A fundamental property of an amorphous solid is the ability to relax. As a function of time the system will find a lower energy state, which is also referred to as aging. To reverse aging remains a fundamental challenge. In metallic glasses, relaxation dynamics is typically explained with so called beta and alpha processes, each of which is characterized by a given relaxation time and energy scale. Using x-ray photon correlation spectroscopy, we find that residual stress fields around shear bands lead to unusual and an order of magnitude faster atomic dynamics. Such accelerated relaxation occurs over tens of micrometers away from the shear band. This means that metallic glasses that contain many shear bands will have a significantly different aging behavior than the as-cast material.
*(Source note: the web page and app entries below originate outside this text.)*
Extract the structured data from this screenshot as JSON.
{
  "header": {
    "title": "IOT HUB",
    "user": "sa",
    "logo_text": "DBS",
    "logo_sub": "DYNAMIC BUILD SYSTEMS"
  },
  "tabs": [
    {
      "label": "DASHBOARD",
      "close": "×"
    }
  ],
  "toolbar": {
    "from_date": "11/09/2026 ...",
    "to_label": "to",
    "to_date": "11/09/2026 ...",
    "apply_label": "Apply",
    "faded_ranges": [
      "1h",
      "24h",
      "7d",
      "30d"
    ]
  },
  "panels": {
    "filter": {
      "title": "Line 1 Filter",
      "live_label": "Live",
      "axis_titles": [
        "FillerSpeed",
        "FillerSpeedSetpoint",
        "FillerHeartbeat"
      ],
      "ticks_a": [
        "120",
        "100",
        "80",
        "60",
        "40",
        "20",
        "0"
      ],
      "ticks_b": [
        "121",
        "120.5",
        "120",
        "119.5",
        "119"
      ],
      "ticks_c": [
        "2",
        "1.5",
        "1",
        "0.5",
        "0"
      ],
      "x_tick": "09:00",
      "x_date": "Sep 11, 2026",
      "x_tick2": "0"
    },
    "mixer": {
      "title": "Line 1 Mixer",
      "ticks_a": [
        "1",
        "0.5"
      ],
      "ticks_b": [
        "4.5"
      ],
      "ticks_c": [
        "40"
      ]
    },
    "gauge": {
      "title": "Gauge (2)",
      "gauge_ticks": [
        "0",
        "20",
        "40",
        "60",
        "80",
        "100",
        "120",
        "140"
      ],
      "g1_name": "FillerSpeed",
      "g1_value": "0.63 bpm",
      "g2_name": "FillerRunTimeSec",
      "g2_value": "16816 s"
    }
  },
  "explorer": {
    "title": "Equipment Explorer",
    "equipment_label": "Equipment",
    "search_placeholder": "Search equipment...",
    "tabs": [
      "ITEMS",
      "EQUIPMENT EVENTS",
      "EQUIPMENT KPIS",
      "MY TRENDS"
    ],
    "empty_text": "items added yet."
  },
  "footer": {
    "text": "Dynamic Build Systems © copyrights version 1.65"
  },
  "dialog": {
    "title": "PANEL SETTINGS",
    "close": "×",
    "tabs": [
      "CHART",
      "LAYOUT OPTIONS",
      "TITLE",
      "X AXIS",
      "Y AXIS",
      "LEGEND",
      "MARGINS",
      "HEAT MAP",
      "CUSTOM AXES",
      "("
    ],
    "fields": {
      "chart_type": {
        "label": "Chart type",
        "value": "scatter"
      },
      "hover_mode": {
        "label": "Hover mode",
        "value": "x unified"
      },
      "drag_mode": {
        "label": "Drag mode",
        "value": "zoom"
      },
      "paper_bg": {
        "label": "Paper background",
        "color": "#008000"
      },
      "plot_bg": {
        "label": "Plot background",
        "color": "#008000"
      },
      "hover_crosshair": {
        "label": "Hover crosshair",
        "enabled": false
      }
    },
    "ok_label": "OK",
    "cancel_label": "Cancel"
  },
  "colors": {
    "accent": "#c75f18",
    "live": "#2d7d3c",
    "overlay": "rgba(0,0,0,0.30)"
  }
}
In addition to the ubiquitously known beta and alpha relaxations, we have recently also discovered a peak in the loss-modulus that occurs at much lower temperatures than the beta and alpha mode. We term this additional loss mechanism “γ-relaxation” in analogy to amorphous polymers, where this third relaxation mode has been known for a long time. It is found that γ-relaxation can be used to rejuvenate (reverse aging) the metallic glass significantly.